You don’t even have to look back as far as the assembly line to see this happening. It has happened non-stop for 200 years. Every fifty years, we lose about half of all jobs, and this has been pretty steady since 1800.

How is it that for 200 years we have lost half of all jobs every half century, but never has this process caused unemployment? Not only has it not caused unemployment, but during that time, we have had full employment against the backdrop of rising wages.

How can wages rise while half of all jobs are constantly being destroyed? Simple. Because new technology always increases worker productivity. It creates new jobs, like web designer and programmer, while destroying low-wage backbreaking work. When this happens, everyone along the way gets a better job.

Our current situation isn’t any different than the past. The nature of technology has always been to create high-skilled jobs and increase worker productivity. This is good news for everyone.

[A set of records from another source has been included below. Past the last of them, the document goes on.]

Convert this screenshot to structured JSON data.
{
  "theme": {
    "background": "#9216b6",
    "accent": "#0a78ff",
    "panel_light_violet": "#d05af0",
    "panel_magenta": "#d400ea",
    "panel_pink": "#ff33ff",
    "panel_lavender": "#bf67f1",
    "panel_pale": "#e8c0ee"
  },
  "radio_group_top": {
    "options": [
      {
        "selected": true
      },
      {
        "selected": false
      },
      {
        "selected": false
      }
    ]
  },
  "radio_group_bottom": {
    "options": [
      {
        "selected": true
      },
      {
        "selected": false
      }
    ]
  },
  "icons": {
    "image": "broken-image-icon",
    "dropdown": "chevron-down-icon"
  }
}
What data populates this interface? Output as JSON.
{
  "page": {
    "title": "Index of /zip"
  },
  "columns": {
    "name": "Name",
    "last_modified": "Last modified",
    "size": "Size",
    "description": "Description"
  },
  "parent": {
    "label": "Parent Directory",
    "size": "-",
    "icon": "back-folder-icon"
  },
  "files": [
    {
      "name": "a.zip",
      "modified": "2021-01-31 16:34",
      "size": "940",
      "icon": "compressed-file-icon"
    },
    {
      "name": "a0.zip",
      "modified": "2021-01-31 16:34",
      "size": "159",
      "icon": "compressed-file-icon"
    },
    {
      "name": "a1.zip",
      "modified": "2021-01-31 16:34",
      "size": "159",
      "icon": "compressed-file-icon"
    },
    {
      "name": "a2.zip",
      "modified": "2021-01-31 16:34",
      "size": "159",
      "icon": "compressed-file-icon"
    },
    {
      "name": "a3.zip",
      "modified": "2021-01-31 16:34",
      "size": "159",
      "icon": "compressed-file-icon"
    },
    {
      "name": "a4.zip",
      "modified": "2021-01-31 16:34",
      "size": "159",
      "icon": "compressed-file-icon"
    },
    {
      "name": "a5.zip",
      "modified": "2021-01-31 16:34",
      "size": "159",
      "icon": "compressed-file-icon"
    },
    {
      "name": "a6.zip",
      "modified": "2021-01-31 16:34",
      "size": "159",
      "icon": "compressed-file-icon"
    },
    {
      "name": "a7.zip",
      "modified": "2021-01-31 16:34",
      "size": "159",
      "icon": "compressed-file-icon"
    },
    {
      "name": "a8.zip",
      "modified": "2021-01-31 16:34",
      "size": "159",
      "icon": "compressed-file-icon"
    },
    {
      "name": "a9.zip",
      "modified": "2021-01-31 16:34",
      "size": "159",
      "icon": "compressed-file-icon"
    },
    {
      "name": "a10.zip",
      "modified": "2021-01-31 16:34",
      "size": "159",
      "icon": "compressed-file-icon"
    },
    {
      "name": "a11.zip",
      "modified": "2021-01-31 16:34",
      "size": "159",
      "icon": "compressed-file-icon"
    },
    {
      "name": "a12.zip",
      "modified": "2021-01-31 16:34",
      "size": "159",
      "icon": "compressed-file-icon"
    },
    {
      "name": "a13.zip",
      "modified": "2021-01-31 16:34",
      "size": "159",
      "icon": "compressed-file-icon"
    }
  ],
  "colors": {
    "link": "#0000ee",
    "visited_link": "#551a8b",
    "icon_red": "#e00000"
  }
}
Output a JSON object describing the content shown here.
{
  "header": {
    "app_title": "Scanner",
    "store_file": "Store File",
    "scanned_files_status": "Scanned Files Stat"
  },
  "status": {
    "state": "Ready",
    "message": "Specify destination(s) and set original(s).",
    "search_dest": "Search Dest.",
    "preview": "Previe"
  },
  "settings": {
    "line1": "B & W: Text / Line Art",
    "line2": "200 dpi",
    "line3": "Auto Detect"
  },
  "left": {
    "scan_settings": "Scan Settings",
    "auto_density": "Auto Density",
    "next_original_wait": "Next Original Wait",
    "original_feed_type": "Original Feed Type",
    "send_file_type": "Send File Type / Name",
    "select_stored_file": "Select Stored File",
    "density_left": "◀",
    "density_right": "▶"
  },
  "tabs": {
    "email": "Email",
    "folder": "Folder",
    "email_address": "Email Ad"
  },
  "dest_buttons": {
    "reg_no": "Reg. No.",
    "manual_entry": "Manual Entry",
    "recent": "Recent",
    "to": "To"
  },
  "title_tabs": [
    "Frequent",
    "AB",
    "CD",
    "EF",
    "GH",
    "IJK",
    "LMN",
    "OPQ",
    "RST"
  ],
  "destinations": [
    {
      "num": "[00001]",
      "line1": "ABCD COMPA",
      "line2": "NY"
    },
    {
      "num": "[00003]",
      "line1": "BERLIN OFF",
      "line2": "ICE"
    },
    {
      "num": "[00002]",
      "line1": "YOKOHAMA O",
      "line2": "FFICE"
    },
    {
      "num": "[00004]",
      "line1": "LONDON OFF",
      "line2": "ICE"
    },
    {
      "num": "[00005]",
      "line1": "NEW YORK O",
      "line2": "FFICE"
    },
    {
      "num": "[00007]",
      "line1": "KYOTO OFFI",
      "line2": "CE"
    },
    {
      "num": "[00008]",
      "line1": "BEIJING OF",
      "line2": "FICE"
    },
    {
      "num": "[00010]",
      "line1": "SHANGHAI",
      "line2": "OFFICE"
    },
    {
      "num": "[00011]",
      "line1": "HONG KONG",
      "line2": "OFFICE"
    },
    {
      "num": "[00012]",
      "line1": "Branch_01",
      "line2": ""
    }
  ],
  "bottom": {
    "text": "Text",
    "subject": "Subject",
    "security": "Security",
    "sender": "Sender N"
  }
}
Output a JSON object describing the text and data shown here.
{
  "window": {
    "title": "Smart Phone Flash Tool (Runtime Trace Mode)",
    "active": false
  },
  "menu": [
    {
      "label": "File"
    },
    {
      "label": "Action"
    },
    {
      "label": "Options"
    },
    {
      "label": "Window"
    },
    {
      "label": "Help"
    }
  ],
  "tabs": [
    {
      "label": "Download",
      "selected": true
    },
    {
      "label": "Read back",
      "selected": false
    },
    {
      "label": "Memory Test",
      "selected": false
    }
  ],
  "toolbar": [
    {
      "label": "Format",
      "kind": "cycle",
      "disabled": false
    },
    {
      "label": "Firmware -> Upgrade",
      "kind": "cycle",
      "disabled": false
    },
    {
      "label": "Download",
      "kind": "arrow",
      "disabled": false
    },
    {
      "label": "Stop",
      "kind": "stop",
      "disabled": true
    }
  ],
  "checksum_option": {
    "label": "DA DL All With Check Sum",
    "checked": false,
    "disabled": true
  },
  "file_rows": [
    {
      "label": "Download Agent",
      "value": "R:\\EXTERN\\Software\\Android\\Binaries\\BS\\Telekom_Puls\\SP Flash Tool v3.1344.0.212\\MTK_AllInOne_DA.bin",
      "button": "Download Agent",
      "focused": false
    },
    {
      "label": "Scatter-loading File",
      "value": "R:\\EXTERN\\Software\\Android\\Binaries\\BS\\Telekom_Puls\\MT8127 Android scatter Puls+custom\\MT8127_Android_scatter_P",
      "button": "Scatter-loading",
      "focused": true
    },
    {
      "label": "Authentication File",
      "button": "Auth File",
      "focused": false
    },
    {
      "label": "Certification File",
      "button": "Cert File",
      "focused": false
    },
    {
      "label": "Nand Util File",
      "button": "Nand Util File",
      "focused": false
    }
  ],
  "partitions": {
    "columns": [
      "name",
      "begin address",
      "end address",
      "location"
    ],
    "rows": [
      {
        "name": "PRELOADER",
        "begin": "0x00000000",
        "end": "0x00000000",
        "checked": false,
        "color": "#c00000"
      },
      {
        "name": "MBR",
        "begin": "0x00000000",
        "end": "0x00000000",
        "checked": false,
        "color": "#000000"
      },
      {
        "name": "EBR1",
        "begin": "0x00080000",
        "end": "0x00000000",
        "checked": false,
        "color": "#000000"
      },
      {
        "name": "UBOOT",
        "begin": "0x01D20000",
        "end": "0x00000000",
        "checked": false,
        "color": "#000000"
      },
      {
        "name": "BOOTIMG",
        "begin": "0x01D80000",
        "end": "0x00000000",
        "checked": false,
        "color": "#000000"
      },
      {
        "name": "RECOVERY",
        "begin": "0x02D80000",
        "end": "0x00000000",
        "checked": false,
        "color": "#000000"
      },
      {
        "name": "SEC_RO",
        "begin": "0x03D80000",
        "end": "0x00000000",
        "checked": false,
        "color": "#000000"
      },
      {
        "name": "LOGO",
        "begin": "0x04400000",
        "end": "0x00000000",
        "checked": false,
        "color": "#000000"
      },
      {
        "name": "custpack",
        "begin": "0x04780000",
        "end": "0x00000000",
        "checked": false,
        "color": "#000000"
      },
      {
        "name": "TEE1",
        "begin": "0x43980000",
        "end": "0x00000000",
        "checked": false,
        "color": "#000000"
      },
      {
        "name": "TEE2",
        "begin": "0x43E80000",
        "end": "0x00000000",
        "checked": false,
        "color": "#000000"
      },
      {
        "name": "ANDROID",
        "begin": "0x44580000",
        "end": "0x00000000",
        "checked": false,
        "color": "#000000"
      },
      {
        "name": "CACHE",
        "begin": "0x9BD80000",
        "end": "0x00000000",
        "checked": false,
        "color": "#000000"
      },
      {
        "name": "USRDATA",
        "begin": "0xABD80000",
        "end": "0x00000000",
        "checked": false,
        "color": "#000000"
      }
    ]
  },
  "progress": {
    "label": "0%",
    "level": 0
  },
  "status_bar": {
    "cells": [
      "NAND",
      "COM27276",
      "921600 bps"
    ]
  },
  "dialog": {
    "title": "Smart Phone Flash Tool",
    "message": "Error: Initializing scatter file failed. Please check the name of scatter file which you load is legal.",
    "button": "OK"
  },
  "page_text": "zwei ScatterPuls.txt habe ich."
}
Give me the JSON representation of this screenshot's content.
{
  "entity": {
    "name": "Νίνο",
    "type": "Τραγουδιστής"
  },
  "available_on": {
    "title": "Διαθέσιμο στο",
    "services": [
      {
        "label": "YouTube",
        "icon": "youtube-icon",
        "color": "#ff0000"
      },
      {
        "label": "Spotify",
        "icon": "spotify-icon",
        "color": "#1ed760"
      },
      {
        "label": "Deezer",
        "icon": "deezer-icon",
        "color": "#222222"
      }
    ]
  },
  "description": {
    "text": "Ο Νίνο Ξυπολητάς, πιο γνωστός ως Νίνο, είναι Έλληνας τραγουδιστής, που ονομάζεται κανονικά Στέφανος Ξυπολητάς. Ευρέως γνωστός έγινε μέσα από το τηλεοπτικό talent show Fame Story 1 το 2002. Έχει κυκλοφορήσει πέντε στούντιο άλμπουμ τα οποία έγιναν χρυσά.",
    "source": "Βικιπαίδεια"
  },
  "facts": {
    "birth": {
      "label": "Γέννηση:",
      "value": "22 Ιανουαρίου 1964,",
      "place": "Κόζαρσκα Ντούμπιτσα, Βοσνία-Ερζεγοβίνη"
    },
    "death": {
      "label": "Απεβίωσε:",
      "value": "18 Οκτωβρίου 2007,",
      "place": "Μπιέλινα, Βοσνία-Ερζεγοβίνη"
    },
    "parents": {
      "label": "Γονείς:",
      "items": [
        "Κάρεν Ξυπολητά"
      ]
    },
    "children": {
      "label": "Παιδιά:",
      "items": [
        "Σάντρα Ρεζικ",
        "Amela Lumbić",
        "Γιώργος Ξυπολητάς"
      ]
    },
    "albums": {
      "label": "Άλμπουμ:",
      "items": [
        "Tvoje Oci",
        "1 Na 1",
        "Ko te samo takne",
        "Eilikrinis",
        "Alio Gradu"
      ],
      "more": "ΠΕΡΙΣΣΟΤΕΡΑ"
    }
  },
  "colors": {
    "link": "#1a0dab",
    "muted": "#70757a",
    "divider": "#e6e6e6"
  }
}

People often ask me what their children should study to make sure they have a job in the future. I usually say it doesn’t really matter. If I knew everything I know now and went back to the mid 1980s, what could I have taken in high school to make me better prepared for today? There is only one class, and it wasn’t computer science. It was typing. Who would have guessed?

The great skill is to be able to learn new things, and luckily, we all have that. In fact, that is our singular ability as a species. What I do in my day-to-day job consists largely of skills I have learned as the years have passed. In my experience, if you ask people at all job levels,“Would you like a little more challenging job to make a little more money?” almost everyone says yes.

That’s all it has taken for us to collectively get here today, and that’s all we need going forward.

Image Credit: Lightspring / Shutterstock.com Continue reading

Posted in Human Robots